detached and semi-detached houses, with large private gardens back and front, driveways and garages; pleasant yet dispersed suburbs without sufficient concentration of people to support effective public transport. While the centrally located railway station provides good connections to London and other regional centres, access and interchange on a local level is poor. At present over 50 per cent of commuter journeys are made by car.

Walkable neighbourhoods

Our new garden city re-thinks the local transport infrastructure to provide an on demand shared transit network serving a rationalised series of nodes. The cyclical route connects all key points into a single loop.

Developments are concentrated within a 400 metre radius of each node to create walkable neighbourhoods.
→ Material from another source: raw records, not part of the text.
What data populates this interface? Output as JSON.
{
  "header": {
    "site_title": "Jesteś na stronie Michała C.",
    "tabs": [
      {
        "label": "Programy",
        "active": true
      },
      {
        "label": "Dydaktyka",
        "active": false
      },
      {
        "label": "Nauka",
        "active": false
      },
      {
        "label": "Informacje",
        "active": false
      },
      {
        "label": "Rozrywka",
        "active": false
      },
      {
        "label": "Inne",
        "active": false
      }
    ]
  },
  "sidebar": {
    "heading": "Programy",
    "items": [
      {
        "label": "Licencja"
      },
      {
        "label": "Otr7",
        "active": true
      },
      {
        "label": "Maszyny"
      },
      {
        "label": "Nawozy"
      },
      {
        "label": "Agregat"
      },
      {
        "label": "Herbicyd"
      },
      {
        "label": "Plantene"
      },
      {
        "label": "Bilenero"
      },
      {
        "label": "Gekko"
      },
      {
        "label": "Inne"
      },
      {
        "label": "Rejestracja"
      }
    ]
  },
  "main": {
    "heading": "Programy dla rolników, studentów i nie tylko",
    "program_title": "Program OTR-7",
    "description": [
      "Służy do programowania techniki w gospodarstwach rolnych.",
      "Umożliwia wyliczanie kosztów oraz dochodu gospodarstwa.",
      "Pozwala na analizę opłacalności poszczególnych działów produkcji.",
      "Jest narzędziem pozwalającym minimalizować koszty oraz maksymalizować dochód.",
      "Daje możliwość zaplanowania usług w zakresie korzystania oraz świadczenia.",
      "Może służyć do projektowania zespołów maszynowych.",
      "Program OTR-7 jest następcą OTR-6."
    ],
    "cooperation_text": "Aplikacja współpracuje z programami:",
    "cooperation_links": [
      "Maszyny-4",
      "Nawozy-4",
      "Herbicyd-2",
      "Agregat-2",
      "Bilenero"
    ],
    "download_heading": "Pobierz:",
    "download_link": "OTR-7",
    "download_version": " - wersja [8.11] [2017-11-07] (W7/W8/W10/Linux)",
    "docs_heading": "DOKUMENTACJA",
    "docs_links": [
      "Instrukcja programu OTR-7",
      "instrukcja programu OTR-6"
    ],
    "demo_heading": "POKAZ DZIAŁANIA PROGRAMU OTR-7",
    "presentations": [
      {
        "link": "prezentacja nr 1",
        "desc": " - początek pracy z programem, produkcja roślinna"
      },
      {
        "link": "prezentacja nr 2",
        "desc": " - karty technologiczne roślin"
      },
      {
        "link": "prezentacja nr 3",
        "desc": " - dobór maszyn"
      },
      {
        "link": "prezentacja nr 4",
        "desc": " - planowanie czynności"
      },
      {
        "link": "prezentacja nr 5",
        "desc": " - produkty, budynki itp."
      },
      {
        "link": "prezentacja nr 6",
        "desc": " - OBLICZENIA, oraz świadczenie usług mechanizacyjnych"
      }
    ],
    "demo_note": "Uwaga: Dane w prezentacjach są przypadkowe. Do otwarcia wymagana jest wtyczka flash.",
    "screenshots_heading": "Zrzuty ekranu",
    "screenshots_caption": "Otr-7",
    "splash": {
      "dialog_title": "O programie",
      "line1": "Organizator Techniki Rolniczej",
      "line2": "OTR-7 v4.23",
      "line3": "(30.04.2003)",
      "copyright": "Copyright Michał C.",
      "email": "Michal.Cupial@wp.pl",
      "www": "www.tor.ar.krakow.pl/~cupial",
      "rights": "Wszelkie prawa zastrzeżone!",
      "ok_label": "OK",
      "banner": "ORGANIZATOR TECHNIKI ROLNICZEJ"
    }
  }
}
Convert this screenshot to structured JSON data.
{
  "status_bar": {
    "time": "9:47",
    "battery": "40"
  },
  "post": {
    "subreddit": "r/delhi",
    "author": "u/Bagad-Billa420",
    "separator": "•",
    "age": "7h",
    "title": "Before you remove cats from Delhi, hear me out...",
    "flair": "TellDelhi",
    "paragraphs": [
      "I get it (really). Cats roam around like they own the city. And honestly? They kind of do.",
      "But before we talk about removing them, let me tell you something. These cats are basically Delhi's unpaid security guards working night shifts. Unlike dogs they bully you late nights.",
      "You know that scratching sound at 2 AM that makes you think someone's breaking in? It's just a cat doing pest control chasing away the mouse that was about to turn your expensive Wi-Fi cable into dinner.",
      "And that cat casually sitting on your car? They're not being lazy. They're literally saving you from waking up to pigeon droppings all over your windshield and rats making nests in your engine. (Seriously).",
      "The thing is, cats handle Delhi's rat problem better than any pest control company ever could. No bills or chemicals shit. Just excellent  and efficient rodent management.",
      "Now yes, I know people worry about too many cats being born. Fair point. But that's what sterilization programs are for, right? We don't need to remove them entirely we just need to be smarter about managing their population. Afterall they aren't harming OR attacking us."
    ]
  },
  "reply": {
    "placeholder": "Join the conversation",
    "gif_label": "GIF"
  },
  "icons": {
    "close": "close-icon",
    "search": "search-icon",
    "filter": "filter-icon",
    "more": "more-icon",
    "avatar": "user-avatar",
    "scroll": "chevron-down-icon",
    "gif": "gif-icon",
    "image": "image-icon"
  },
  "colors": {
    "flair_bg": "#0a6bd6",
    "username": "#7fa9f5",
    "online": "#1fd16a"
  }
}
Bus and cycle routes connect south through The Grange into Letchworth promoting sustainable travel. Car routes are restricted with three shared car parks along a peripheral road.

A variety of house-types, with courtyards, balconies and terraces replace over-sized private gardens. These provide a close relationship with the interior spaces and are generous enough to accommodate a range of uses and users. The reduced private gardens are supplemented by a rich and diverse series of semi-public and public spaces, providing an opportunity to retain the maximum amount of existing countryside with the potential to introduce additional trees, hedgerows, habitats, agriculture and leisure spaces on a much more ambitious scale than the original garden city masterplan.

The green spine acts as a high street, linking up the three communities each with a different focus - self-building and craftsmanship, market and trade, education and culture. These three micro-communities benefit from one another and work together to contribute to self-sufficiency. The density within these clusters varies, with higher density around the local centre, radiating around public spaces, with lower densities around the edge.

A green network links up farming spaces, greenways and hedgerows. The landscape becomes productive with clear functions spread across the area and within the communities: allotments, farming fields, orchards, reed beds, aquaponics, greenhouses, meadows and rainwater storage.

The proximity of the different centres enable the new community to develop independently as well as in partnership with Letchworth, and promotes an alternative way of living, focused on a sustainable approach to community life.

How can we help?

Please get in touch if you’d like to know more about us and how we work with our clients, consultants and colleagues.